WHAT THIS TASK INVOLVES: Which lines of the records contain the word "image"? Copy each one.

STUDY MATERIAL:

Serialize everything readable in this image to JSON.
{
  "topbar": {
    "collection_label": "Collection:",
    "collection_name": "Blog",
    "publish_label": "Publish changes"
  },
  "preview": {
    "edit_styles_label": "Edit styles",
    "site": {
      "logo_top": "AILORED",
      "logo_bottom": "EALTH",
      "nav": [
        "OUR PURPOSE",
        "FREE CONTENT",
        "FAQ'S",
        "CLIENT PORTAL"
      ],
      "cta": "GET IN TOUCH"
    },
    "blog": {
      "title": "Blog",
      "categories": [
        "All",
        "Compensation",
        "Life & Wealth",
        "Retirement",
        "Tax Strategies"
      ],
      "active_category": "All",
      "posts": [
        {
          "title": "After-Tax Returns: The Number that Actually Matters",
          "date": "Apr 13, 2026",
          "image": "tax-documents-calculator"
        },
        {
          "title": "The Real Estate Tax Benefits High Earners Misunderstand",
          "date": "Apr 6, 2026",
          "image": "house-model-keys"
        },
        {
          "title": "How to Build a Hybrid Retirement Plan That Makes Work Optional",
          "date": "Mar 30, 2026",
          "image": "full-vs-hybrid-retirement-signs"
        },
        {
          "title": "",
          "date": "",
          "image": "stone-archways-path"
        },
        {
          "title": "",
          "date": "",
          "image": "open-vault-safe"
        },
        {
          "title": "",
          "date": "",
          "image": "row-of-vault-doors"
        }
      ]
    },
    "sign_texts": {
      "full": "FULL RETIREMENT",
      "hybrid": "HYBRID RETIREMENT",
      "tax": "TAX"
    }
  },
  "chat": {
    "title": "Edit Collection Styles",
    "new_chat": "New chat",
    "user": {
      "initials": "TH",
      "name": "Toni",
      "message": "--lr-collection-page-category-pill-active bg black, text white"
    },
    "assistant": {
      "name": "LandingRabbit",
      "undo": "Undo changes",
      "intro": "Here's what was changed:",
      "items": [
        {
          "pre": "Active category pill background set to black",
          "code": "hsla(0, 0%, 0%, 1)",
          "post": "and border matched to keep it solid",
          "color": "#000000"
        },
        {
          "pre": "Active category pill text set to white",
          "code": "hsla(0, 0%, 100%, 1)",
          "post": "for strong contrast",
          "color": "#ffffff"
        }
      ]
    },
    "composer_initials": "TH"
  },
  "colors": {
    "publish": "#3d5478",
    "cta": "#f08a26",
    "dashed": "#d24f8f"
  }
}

RESULT:
Serialize everything readable in this image to JSON.
          "image": "tax-documents-calculator"
          "image": "house-model-keys"
          "image": "full-vs-hybrid-retirement-signs"
          "image": "stone-archways-path"
          "image": "open-vault-safe"
          "image": "row-of-vault-doors"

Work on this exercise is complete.